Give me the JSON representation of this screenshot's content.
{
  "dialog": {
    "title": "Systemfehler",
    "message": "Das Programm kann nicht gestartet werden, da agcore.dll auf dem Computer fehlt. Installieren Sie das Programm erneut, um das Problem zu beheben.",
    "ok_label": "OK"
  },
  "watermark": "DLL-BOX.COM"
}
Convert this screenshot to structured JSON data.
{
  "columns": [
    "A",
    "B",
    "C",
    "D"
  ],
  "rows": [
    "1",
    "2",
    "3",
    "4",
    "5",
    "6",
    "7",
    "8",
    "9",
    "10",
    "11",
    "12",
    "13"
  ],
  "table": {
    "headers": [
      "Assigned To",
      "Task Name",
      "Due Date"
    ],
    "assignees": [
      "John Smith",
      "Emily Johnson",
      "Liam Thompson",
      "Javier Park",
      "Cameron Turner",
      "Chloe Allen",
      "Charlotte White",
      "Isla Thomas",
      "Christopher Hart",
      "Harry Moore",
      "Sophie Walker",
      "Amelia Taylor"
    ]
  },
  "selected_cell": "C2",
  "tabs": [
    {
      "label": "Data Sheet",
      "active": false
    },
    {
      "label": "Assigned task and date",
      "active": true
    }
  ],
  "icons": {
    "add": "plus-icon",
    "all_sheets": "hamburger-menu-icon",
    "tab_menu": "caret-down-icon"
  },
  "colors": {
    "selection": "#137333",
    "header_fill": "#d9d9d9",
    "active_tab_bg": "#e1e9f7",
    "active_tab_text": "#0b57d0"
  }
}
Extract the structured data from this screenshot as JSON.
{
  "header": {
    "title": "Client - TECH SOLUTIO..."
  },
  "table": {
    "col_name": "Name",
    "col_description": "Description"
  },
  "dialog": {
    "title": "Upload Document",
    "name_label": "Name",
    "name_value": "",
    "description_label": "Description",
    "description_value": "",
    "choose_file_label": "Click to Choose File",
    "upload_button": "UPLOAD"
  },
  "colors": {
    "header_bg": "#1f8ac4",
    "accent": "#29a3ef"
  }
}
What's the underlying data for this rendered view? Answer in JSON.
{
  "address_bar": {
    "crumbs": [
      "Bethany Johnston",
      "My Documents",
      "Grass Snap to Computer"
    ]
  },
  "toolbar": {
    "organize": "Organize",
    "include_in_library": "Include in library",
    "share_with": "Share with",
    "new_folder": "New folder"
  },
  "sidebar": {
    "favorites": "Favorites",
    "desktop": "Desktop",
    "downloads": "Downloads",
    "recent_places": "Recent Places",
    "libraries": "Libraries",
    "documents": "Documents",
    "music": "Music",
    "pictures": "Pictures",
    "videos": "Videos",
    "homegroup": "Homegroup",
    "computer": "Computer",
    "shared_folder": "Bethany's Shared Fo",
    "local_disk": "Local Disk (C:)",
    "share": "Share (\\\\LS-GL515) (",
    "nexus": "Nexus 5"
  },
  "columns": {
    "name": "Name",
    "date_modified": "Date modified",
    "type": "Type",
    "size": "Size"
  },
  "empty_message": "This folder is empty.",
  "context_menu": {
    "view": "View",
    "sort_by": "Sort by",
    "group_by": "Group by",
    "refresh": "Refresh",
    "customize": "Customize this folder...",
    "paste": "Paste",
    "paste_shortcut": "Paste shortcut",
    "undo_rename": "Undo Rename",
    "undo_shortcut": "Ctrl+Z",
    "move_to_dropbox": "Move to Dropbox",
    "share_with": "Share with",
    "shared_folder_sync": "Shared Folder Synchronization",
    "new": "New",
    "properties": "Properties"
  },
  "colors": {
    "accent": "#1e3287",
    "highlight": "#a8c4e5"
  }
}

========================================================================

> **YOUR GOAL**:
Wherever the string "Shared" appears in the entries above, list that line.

> **RESULT OF THIS TASK**:
    "shared_folder": "Bethany's Shared Fo",
    "shared_folder_sync": "Shared Folder Synchronization",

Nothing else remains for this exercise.